Because an optimum root temperature allows for maximum production, some researchers suggest using a separate heating system of circulating hot water in pipes located under the growing bags to heat the growing medium. But operating two heating systems – one to heat the air around the plant canopy and another to heat the growing medium around the roots – is too complicated and more expensive than small greenhouse tomato growers can afford, Hanna said.
To solve the problem, he modified the heat distribution channels so that one system could heat the growing medium, the pipes carrying the nutrient solution and the air around plants.
The changes include using a floor heater connected to an 18-inch duct for heat transfer. The duct has five equally spaced 8-inch openings for releasing warm air into five perforated poly tubes. Each poly tube is laid over a feeding pipe carrying the nutrient solution to the plants and is placed snugly between double rows of tomato growth bags.

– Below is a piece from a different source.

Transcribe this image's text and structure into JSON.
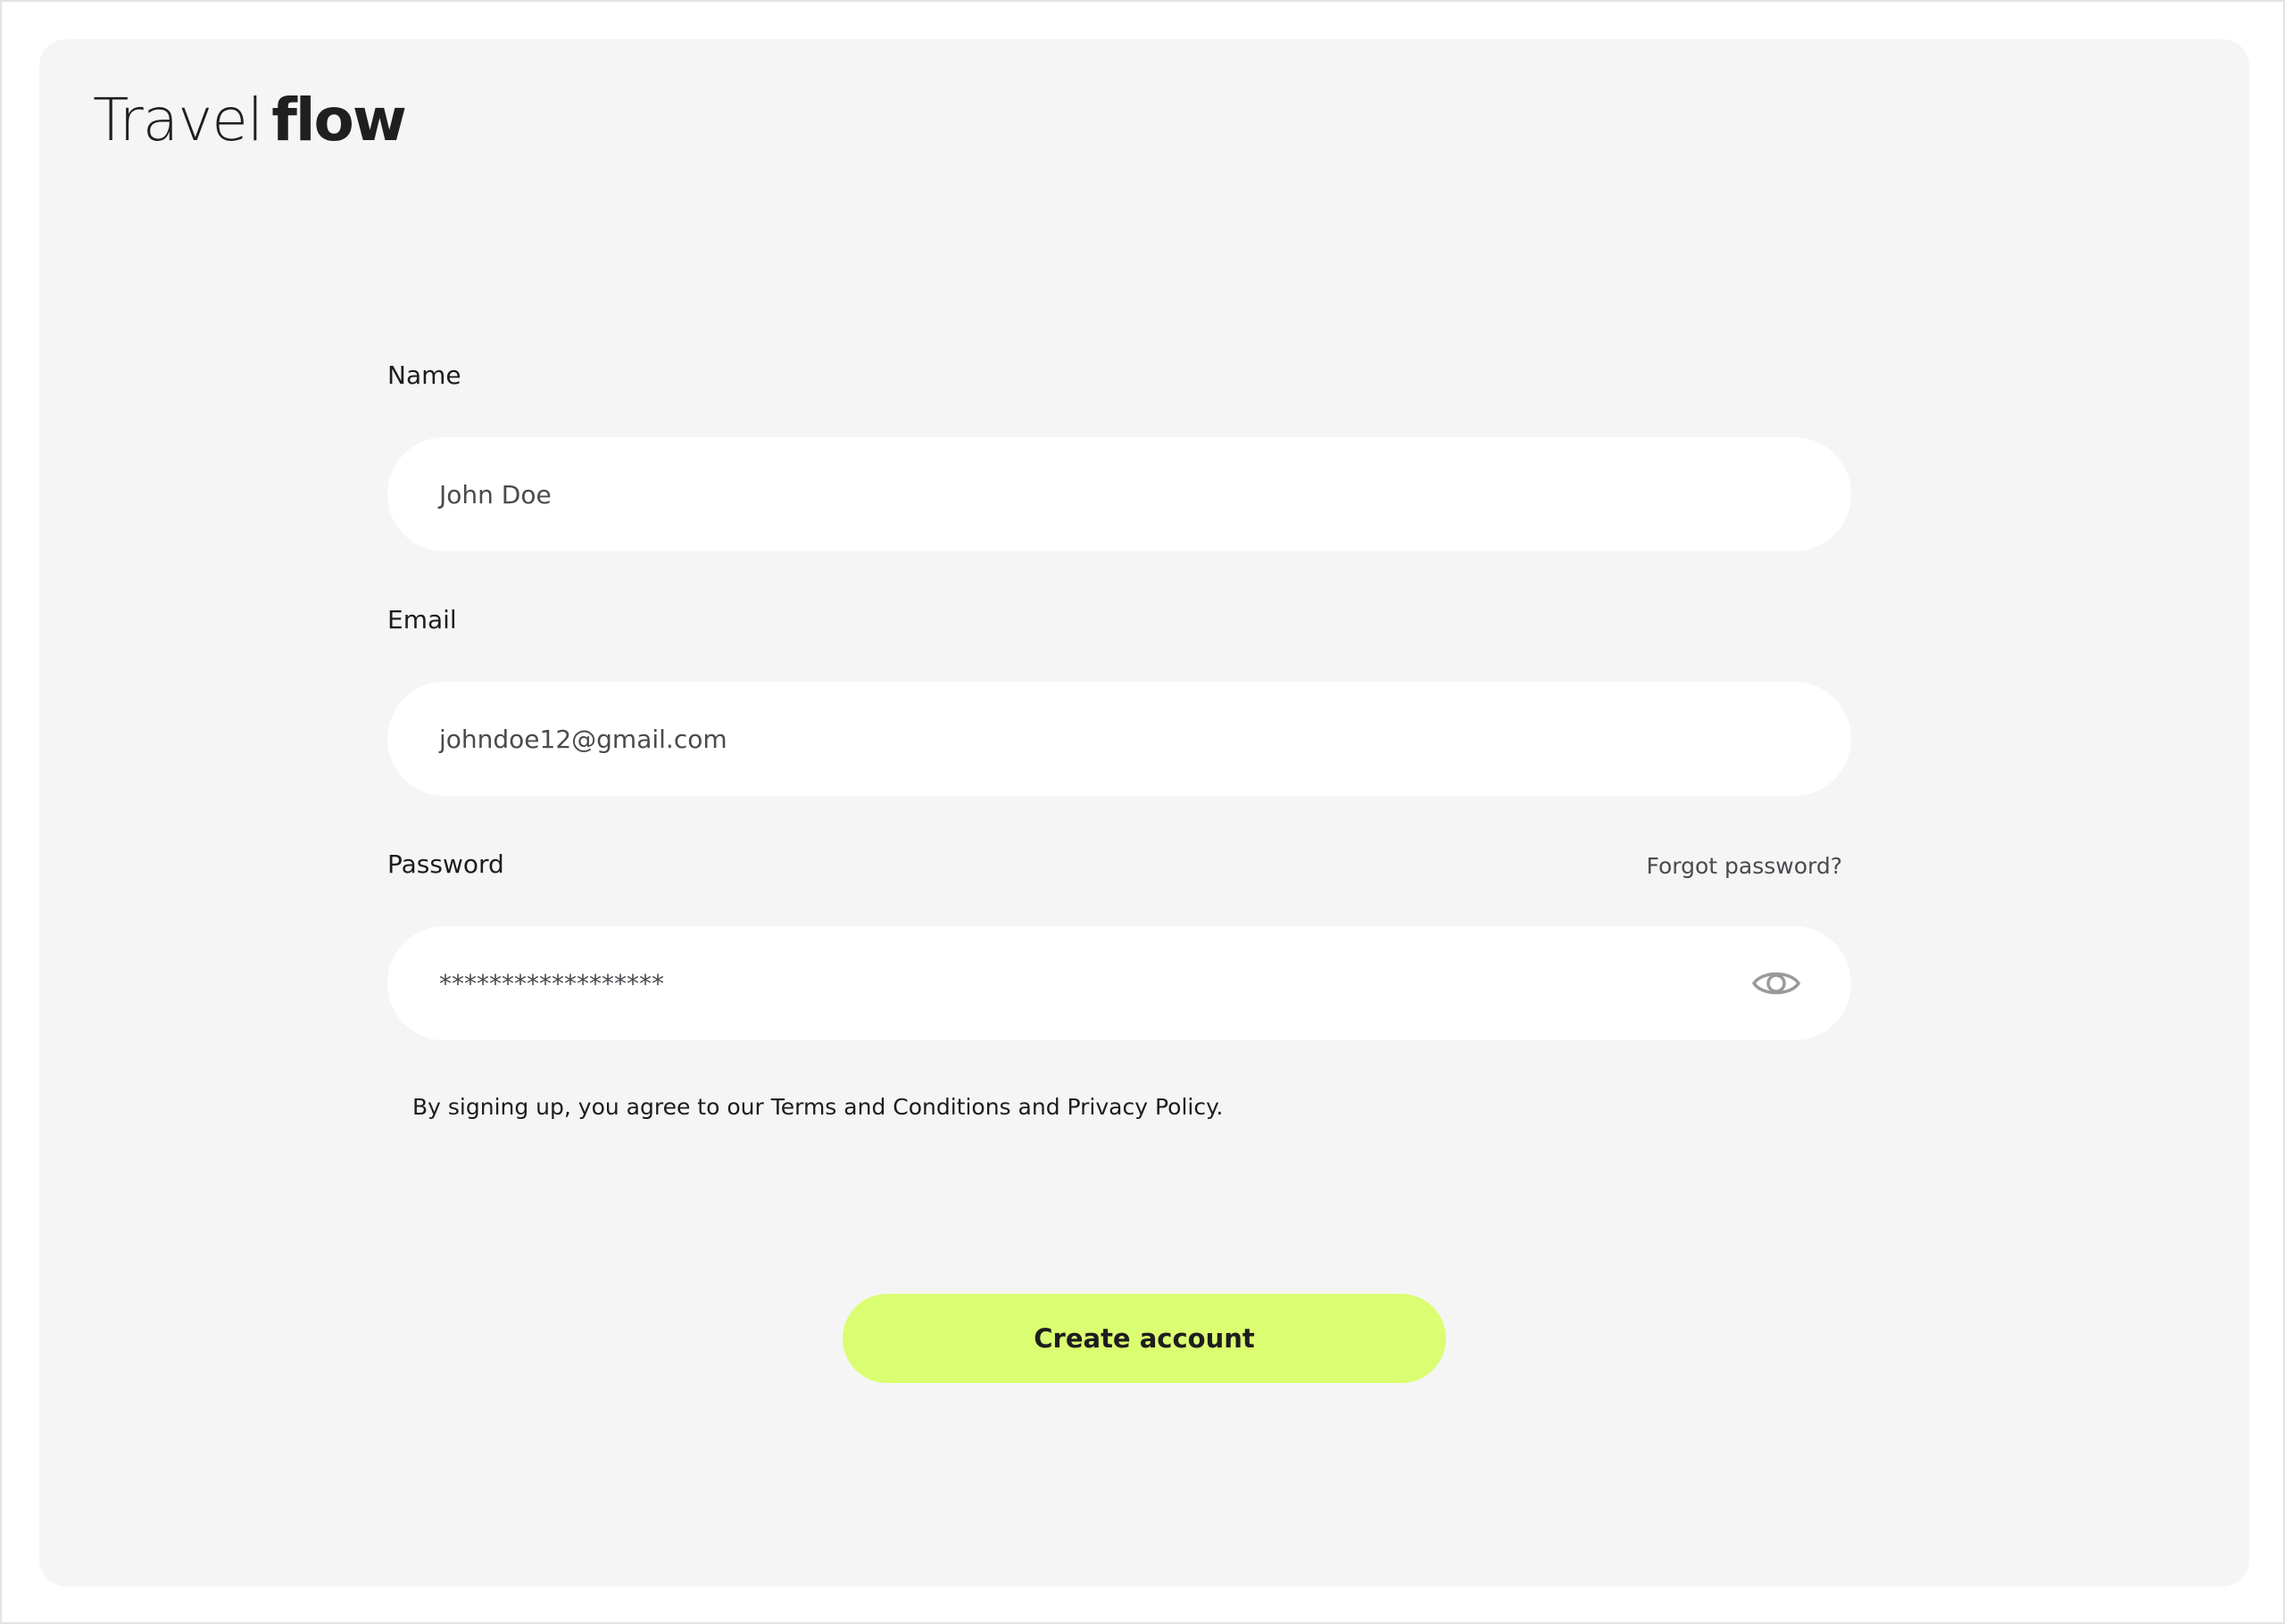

Greenhouse tomato growers also save money because they don’t have to buy a lot of chemicals to spray their plants for pests and diseases, Hanna said. This savings also is passed on to the consumer.
“It is a fact that greenhouse tomatoes can be produced with little or no chemical spray,” Hanna said. “However, saving money by reducing spray is not the issue. The issue is producing a more desired fruit in the greenhouse. Greenhouse tomatoes can be produced with little or no pesticide use.”
Growers also can save money by building their own greenhouses, Hanna said. The cost for a contracted greenhouse is about $20,000.
“But if growers build their own houses, they can save about 66 percent of this cost,” he said. “If you can use simple tools, you can build a greenhouse.”
Among the supplies and equipment needed in greenhouses are fans, heaters, pumps and cooling pads, he said.
Once a greenhouse has been built and growers are ready to plant their tomatoes, they will need to get some type of medium to put the plants in. Hanna suggests using perlite, a processed volcanic mineral widely used as a propagating and growing medium for many horticultural crops, including tomatoes. The initial rock found in nature is crushed into small pieces and heated to 2000 degrees F. The trace of moisture trapped inside the small pieces evaporates and puffs the granules just like popcorn.
“Perlite is a lightweight mineral, easy to handle, pathogen-free and will never decompose,” Hanna said. “Growers have to replace it every year or two to minimize the risk of crop failure because of salt and pathogen buildup. So the expense to dispose of the old material and replace it with new perlite shipped from distant markets can be significant.”
Hanna has developed a procedure to clean, sterilize and recycle perlite.
Following the tomato harvest and removal of all vegetation from the greenhouse, perlite is sifted to remove tomato roots and restore its original loose structure. For better handling of the medium and to minimize labor input, researchers built a simple movable hopper equipped with a wire mesh screen for sifting the perlite to isolate and remove tomato roots. The hopper is built on wheels and can be rolled between the tomato rows in the greenhouse.
“Perlite mixed with old tomato roots is poured out of the grow bag onto the hopper screen and shaken well,” Hanna said. “The loose, root-free perlite is collected in a receiving bag at the bottom. It is then treated with hot water at temperatures reaching 200 degrees F using a hot water pressure washer to leach out excess salt and kill pathogens and insects.”
This procedure can be repeated once a year after harvest, he said. A. Denise Coolman
(This article was published in the summer 2002 issue of Louisiana Agriculture.)